The facts of every case are different and no case can determine the outcome of another. However, as the body of agency and court decisions grows, more guidance is available for the court in reviewing petitions and for attorneys in assessing the strength of their clients' claims.
This court has been clear about several issues arising in cases where the BIA has denied relief from removal. Disagreements with the factual findings of the BIA are not to be dressed up as legal challenges. Petitions are to reflect familiarity with and respect for both the limits of our jurisdiction and the proper standard of review of any aspect of the agency decision that is properly challenged. Where relevant to the claims made, petitions are to refer to record evidence to show: “persecution” as it has been defined to date; a nexus between harm and a statutorily protected ground; a nexus between harm and government involvement, support, or apathy; and competent evidence of current country conditions.
In light of our clearly established law on these issues, we are concerned about the waste of client and judicial resources engendered by hopeless petitions such as this one. We strongly recommend that counsel review his several petitions now pending in this court to assure himself that none suffers from the defects we have addressed.
The petition for review is denied.
1. An asylum application must ordinarily be filed within one year after the date of the alien's arrival in the United States, or by April 1, 1998, which ever is later. 8 U.S.C. § 1158(a)(2)(B); 8 C.F.R. § 1208.4(a)(2)(ii). In Banturino's case, given his arrival in 1996, the April 1, 1998 deadline applied.
2. Petitioner's argument regarding changed conditions was that the bus incident and the country report for 2002 documenting attacks on churches made him realize that it was unsafe to return to Indonesia.

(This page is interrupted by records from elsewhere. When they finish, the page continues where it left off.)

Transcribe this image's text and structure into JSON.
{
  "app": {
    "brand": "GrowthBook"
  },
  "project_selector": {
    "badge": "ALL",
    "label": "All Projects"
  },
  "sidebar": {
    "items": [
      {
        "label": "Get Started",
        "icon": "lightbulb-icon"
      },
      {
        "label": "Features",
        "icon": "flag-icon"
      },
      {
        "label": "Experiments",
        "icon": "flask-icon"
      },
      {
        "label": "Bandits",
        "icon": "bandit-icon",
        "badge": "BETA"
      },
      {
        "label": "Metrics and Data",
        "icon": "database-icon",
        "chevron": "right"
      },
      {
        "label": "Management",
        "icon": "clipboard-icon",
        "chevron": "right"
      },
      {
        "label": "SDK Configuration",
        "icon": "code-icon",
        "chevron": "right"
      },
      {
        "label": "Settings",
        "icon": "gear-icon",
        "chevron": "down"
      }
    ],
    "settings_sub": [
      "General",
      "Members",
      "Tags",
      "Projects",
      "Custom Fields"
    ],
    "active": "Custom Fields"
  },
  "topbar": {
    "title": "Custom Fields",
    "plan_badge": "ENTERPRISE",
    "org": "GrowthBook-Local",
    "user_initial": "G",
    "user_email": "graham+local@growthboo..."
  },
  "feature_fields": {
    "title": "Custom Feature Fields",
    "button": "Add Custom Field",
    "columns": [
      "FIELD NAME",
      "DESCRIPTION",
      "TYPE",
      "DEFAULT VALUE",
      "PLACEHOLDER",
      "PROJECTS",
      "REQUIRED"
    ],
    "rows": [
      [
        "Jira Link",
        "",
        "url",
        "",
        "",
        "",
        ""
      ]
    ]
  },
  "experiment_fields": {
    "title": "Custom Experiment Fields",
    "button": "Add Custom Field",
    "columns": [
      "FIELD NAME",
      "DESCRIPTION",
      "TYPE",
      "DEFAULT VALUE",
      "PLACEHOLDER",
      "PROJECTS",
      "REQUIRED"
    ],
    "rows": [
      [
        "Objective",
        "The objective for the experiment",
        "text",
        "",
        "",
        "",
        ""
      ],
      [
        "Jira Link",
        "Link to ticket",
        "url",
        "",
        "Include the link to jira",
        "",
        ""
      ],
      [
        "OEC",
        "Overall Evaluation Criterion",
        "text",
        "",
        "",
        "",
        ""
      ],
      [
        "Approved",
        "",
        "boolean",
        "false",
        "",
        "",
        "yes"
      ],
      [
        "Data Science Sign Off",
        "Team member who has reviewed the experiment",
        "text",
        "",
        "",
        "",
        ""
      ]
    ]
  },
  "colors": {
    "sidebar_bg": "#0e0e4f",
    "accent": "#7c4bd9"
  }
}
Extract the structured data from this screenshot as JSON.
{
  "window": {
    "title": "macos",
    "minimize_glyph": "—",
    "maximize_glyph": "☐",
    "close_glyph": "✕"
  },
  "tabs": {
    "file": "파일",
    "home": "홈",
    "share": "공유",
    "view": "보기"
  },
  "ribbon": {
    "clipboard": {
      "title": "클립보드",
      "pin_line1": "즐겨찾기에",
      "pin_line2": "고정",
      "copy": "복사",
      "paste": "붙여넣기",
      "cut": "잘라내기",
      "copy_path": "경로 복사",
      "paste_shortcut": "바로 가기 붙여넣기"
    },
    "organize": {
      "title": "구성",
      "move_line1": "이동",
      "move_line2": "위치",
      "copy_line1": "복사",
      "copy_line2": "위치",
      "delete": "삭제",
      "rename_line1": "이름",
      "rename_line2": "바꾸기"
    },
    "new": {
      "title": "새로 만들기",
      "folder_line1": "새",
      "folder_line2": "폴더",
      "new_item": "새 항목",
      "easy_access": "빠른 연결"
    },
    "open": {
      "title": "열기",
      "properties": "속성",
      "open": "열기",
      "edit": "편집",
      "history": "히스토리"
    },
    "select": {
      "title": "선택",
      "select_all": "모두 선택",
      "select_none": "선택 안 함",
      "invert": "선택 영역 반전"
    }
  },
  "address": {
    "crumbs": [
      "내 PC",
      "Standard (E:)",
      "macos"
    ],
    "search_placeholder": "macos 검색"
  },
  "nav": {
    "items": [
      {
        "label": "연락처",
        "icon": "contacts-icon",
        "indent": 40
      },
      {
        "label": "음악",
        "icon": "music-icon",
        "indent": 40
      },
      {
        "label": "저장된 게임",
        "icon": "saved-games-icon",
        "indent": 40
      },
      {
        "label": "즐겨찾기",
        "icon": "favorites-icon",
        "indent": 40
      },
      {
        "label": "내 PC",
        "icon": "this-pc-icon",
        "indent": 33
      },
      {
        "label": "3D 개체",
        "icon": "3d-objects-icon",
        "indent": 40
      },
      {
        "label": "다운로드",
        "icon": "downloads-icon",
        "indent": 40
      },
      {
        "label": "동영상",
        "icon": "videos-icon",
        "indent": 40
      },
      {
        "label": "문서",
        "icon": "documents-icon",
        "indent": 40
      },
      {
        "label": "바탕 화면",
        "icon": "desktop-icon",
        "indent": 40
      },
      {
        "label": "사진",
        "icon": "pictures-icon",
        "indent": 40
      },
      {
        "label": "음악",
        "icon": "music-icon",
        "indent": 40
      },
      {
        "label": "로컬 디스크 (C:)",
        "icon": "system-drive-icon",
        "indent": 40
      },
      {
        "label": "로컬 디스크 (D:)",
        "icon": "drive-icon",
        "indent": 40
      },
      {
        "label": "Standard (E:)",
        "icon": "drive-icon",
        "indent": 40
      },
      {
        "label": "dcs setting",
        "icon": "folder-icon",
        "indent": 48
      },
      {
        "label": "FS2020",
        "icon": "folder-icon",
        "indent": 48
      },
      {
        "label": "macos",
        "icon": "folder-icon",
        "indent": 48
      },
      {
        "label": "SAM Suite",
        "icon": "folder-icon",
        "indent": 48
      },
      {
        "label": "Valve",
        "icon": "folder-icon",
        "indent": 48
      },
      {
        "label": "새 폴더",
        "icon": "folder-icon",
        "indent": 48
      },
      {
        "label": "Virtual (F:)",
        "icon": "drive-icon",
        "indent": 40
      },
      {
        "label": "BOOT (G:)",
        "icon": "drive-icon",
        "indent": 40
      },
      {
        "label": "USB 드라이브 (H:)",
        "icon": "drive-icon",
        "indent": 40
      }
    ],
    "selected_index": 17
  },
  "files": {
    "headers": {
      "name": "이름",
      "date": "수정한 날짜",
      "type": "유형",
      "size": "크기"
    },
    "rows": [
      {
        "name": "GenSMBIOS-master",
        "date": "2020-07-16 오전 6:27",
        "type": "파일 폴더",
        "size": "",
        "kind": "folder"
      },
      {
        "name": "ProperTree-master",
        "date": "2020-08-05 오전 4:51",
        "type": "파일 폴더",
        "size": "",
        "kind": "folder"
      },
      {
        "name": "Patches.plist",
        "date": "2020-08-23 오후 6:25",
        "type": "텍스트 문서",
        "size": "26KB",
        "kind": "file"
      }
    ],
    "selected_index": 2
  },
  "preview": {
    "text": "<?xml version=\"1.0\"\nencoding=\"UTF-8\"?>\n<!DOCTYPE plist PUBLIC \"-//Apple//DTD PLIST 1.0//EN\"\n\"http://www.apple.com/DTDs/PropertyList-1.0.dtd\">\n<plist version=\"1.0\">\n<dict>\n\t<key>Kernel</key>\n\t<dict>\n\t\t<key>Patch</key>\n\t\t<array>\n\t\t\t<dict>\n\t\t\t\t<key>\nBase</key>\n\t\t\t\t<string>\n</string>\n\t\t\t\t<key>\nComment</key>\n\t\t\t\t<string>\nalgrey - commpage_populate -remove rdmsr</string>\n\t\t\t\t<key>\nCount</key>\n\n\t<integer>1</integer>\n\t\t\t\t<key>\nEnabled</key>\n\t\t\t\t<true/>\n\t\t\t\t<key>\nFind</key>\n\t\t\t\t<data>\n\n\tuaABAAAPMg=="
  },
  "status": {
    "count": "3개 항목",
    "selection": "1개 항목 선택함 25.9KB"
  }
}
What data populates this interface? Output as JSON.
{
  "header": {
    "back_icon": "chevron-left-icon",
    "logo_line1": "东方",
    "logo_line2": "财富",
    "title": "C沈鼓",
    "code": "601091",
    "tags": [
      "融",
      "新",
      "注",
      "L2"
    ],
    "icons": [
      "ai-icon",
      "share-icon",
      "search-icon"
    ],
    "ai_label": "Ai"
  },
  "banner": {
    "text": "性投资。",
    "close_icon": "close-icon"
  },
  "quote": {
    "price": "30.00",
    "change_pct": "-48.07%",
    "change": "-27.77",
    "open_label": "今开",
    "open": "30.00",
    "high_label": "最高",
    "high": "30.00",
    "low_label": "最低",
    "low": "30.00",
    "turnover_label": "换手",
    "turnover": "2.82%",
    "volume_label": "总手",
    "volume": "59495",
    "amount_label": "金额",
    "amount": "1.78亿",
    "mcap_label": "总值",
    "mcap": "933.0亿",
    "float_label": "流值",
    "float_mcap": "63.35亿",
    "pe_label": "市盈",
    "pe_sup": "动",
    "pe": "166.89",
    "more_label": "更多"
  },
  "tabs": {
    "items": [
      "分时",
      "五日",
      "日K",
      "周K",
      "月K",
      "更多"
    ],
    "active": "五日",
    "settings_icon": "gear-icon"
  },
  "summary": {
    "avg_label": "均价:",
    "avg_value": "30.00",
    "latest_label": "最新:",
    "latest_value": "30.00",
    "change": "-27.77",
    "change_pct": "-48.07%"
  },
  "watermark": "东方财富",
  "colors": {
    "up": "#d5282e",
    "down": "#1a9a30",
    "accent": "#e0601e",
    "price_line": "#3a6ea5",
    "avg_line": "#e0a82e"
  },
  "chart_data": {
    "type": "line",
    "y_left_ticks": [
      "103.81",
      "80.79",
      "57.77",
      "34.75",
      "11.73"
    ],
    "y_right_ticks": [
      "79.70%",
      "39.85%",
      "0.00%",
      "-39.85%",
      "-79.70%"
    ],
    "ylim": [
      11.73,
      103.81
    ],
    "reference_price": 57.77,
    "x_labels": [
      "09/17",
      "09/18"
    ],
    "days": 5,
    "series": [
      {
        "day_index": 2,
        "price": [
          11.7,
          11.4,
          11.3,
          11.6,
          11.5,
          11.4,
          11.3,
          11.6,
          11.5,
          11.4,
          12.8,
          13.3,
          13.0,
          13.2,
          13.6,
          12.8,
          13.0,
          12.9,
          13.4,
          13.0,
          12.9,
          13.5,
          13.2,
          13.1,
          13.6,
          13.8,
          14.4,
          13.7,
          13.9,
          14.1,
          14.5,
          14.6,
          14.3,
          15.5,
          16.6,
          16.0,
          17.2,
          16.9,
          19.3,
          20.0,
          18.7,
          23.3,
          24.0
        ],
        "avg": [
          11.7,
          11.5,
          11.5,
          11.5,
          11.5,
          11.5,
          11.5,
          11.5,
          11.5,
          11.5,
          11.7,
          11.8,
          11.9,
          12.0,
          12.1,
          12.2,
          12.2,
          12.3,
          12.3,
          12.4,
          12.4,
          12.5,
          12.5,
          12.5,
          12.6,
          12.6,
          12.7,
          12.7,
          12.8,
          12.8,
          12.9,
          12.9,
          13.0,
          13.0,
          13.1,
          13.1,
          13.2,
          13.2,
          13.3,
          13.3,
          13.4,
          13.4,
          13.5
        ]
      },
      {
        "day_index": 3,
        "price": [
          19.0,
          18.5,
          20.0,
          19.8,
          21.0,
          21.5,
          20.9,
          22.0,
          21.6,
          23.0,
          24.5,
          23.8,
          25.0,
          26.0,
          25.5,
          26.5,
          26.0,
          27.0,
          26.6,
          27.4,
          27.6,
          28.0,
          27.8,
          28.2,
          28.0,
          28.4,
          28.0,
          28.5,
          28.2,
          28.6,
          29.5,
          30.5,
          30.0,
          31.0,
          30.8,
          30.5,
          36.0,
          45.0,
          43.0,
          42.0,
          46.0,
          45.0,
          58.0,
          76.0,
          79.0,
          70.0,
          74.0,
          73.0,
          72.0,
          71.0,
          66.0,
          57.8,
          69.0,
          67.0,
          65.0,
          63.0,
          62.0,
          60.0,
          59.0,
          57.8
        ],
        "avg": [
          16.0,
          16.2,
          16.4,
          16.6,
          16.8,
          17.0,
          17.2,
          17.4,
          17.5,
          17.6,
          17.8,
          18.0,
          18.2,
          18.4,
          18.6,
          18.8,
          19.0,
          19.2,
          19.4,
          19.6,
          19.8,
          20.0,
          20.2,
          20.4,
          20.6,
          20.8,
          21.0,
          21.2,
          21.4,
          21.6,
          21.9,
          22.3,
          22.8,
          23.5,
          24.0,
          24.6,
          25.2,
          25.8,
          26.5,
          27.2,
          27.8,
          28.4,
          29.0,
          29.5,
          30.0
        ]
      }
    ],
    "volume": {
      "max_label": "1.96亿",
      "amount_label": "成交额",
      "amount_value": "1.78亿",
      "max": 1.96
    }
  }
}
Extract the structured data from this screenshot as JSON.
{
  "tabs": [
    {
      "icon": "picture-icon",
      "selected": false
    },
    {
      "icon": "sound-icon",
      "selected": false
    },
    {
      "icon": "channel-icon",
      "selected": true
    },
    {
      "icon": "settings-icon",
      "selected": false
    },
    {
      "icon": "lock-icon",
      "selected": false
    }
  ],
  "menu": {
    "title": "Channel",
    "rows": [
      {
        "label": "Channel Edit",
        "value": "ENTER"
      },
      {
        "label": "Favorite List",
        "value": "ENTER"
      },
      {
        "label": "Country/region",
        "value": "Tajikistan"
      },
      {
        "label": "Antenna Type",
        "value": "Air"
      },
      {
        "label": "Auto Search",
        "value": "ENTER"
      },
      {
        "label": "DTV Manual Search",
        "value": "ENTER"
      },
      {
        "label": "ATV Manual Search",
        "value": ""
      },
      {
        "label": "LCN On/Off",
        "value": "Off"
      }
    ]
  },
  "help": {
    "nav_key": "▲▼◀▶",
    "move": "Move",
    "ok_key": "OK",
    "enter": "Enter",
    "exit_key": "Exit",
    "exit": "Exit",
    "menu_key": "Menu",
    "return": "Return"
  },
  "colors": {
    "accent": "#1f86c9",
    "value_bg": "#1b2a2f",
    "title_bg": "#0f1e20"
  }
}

The IJ, referring to petitioner as an intelligent college graduate, strongly rejected this contention. “For the respondent to believe that his situation was exacerbated in 2002 by a series of attacks on churches, ․ inasmuch as he himself had been burned out of his home because of an attack on a church, is not really a rational or reasonable reason for not having filed for political asylum at a point in time where he had fled Indonesia because of fear.” Oral Decision at 4.